“Sorry, sorry! I was just trying to remember what I’ve got on at break tomorrow. I’ve got it now – it’s an extra Drama practice. We missed our practice this afternoon, so we’re making up for it tomorrow at break-time.”
“Skip it. It’s not important.”
“You don’t even have a performance coming up. How can your practice be more important than spending time with me?”
“We … we have to meet so that we can organise the … uh…”
“Trinity.” Zach grabs me by the shoulders and forces me around to face him. “You’re lying to me. I don’t know why, but you are. Now why don’t you stop embarrassing both of us and tell me who you’re really meeting at break tomorrow?”
Tears of frustration are gathering behind my eyes. “I’m not meeting anyone else. There’s no one else. Honestly.”
“The only one not being honest here is you.”
“Is there a problem here?”
We turn around to find Matron glaring at us. Her eyes flick to where Zach’s hands are squeezing my upper arms and back up to his face. He immediately lets go and takes a step back.
“No, no problem,” he says stiffly.
“Trinity?” She turns to me with raised eyebrows.
“There’s no problem, Matron. We were just talking about some arrangements for tomorrow.”
“Dinner is finished, in case you hadn’t noticed. The staff are trying to clear up.”
“And we’re in the way,” Zach says with an easy smile. “Not to worry. We’ll take it outside. Then I’ll let Trinity get back to Sisulu House. We’re just sorting out what time we’re going to meet tomorrow morning.”
“Well, sort it out more quietly next time.” She clicks her tongue, gives us one more glare, and walks out.
Zach grabs my arm again, just above the elbow, and marches me out of the dining-hall. He finds a quiet place next to the kitchen and spins me around to face him.
“Trinity … if you wanted to end it, you should have just said so. This lie about Drama practice is making fools out of both of us.”
I have to swallow against the tide of panic rising up in my throat. This situation is running away from me and I have no idea how to reel it back in.
“Of course I don’t want to end it, Zach,” I say desperately. “I love you. I’d do anything to be with you.”
“Then tell me the truth.”
“Okay … okay. Just give me a minute.” I take a deep breath as my mind races ahead like a freight train, trying to figure out how to handle this. “All right, the truth is that there is no Drama practice.”
“Really?” He narrows his eyes.
I rush on nervously. “I just said I had Drama because I have something else to do at break tomorrow. Something very important. It doesn’t have to do with meeting anyone or anything like that. It’s completely
innocent – just something I’m doing with some of the girls from my dorm. But we’ve all agreed to keep it secret, so unfortunately I can’t tell you about it.”
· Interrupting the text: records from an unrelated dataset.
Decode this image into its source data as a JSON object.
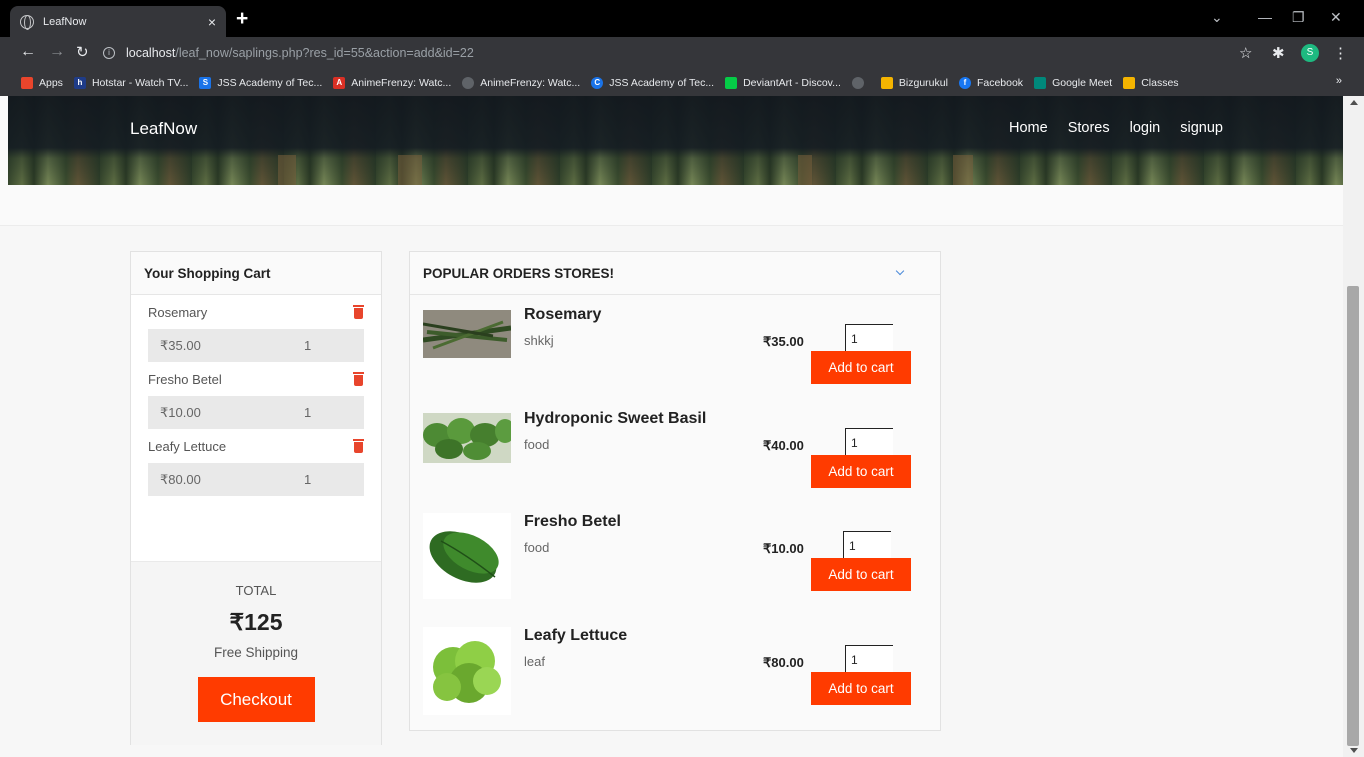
{
  "browser": {
    "tab_title": "LeafNow",
    "tab_close": "×",
    "new_tab": "+",
    "url_host": "localhost",
    "url_path": "/leaf_now/saplings.php?res_id=55&action=add&id=22",
    "profile_initial": "S",
    "bookmarks": [
      {
        "label": "Apps",
        "icon": "apps-grid-icon",
        "color": "#e8452c"
      },
      {
        "label": "Hotstar - Watch TV...",
        "icon": "hotstar-icon",
        "color": "#1f3c88"
      },
      {
        "label": "JSS Academy of Tec...",
        "icon": "jss-icon",
        "color": "#1a73e8"
      },
      {
        "label": "AnimeFrenzy: Watc...",
        "icon": "animefrenzy-icon",
        "color": "#d93025"
      },
      {
        "label": "AnimeFrenzy: Watc...",
        "icon": "globe-icon",
        "color": "#5f6368"
      },
      {
        "label": "JSS Academy of Tec...",
        "icon": "jss-c-icon",
        "color": "#1a73e8"
      },
      {
        "label": "DeviantArt - Discov...",
        "icon": "deviantart-icon",
        "color": "#05cc47"
      },
      {
        "label": "",
        "icon": "globe-icon",
        "color": "#5f6368"
      },
      {
        "label": "Bizgurukul",
        "icon": "bizgurukul-icon",
        "color": "#f4b400"
      },
      {
        "label": "Facebook",
        "icon": "facebook-icon",
        "color": "#1877f2"
      },
      {
        "label": "Google Meet",
        "icon": "google-meet-icon",
        "color": "#00897b"
      },
      {
        "label": "Classes",
        "icon": "classroom-icon",
        "color": "#f4b400"
      }
    ],
    "bookmarks_more": "»"
  },
  "site": {
    "brand": "LeafNow",
    "nav": [
      "Home",
      "Stores",
      "login",
      "signup"
    ]
  },
  "cart": {
    "title": "Your Shopping Cart",
    "items": [
      {
        "name": "Rosemary",
        "price": "₹35.00",
        "qty": "1"
      },
      {
        "name": "Fresho Betel",
        "price": "₹10.00",
        "qty": "1"
      },
      {
        "name": "Leafy Lettuce",
        "price": "₹80.00",
        "qty": "1"
      }
    ],
    "total_label": "TOTAL",
    "total_value": "₹125",
    "shipping": "Free Shipping",
    "checkout_label": "Checkout"
  },
  "popular": {
    "title": "POPULAR ORDERS STORES!",
    "add_label": "Add to cart",
    "products": [
      {
        "name": "Rosemary",
        "desc": "shkkj",
        "price": "₹35.00",
        "qty": "1",
        "image": "rosemary-image"
      },
      {
        "name": "Hydroponic Sweet Basil",
        "desc": "food",
        "price": "₹40.00",
        "qty": "1",
        "image": "basil-image"
      },
      {
        "name": "Fresho Betel",
        "desc": "food",
        "price": "₹10.00",
        "qty": "1",
        "image": "betel-leaf-image"
      },
      {
        "name": "Leafy Lettuce",
        "desc": "leaf",
        "price": "₹80.00",
        "qty": "1",
        "image": "lettuce-image"
      }
    ]
  },
  "colors": {
    "accent": "#ff3b00",
    "trash": "#e8452c"
  }
}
I steal a glance up at him, but he’s just nodding his head.
“So … are we okay then?” I ask tentatively.
He stops nodding and I see immediately that the angry, slit-eyed look is not gone from his face. My stomach clenches at the sight of it.
“No, Trinity, funnily enough we are not okay. You were lying to me before and you’re lying to me now. I don’t like liars. A liar is not somebody I want to have a relationship with.”
“I’m not lying to you! I’m just asking you to trust me and not ask me any more questions. We all made a promise to each other that we wouldn’t tell anyone about this. It’s a girls-only thing. Except for James, of course. But we told him about it right at the beginning.”
Zach’s face turns dark red and I know I’ve made a mistake.
“Who the hell is James?”
“No one, no one,” I say quickly. “Forget I said his name. He’s kind of helping us a little bit with this thing we’re doing. It’s not anything important.”
He pushes me backwards until my back bumps the wall of the kitchen behind me.
“I’m giving you one more chance to answer me, Trinity. WHO IS JAMES?”
He shouts the last bit, making me jump.
“James Ellison,” I babble. “He’s this guy in Grade 11. He’s no one, really. He’s just helping us.”
“Helping you with what?”
“I can’t tell you,” I say miserably. “I really can’t. I promised.”
“Trinity, correct me if I’m wrong, but I thought our relationship was more important to you than some stupid promise you’ve made to your girlfriends. Or am I wrong? I want to know where I stand here.”
“You’re the most important person in my life, Zach. You know that.”
“Then prove it,” he says coldly.